Start of Block
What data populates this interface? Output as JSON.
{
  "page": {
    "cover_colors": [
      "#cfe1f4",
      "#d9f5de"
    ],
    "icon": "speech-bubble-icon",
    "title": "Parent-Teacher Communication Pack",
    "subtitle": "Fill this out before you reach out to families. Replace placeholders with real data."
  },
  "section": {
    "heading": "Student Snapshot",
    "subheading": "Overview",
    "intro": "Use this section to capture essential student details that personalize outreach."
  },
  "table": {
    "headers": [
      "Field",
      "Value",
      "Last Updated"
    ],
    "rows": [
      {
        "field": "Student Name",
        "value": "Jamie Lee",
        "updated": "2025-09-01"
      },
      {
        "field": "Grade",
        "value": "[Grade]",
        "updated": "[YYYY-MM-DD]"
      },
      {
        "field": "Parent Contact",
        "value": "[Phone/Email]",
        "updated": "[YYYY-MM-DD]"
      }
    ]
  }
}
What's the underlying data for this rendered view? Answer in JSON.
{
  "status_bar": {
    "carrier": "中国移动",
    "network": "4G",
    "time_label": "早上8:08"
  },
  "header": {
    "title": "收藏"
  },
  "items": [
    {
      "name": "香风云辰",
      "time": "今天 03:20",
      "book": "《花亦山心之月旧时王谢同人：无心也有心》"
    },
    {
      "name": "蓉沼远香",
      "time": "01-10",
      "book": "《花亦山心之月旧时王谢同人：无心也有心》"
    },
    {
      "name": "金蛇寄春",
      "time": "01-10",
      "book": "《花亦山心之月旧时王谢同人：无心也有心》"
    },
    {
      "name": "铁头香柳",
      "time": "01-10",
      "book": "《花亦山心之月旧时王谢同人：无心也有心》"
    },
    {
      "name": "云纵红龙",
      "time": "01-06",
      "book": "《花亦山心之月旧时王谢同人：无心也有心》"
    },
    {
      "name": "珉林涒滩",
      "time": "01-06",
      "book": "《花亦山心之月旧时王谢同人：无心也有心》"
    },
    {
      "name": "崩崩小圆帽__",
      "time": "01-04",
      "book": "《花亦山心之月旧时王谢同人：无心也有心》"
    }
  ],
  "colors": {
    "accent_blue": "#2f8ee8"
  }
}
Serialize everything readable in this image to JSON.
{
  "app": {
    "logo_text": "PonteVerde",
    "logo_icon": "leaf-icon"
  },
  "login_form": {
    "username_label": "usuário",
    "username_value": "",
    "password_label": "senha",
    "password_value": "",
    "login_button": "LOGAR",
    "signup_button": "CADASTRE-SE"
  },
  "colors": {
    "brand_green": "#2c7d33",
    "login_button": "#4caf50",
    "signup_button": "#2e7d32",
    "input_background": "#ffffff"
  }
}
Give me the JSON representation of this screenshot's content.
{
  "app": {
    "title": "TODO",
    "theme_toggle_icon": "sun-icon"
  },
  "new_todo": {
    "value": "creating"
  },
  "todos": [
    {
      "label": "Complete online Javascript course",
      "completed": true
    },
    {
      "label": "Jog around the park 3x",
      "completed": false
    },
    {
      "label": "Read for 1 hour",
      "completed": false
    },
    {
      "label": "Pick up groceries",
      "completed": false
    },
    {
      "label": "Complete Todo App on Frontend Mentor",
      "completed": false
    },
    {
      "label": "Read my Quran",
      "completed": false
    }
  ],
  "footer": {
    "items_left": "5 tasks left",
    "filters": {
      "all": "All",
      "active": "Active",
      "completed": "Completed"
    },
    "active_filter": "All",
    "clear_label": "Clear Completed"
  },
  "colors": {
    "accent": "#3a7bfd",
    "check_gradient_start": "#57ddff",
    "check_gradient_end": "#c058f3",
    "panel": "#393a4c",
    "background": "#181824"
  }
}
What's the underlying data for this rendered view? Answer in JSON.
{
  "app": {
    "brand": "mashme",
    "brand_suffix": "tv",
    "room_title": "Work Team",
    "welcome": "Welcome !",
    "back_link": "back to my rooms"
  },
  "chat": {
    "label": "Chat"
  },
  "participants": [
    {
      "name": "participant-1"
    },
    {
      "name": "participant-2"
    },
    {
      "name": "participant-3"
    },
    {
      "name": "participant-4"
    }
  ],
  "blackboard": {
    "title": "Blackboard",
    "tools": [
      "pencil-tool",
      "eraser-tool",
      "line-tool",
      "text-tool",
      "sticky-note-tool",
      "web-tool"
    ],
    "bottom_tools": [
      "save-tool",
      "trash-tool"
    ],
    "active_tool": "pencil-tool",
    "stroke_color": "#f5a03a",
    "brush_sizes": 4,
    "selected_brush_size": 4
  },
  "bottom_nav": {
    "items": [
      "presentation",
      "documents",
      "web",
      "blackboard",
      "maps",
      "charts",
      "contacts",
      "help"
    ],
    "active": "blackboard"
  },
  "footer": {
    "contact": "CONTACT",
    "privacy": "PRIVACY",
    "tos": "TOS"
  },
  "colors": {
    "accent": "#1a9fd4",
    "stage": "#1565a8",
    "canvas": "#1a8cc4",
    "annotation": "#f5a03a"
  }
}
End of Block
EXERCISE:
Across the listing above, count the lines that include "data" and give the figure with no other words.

EXERCISE RESULT:
4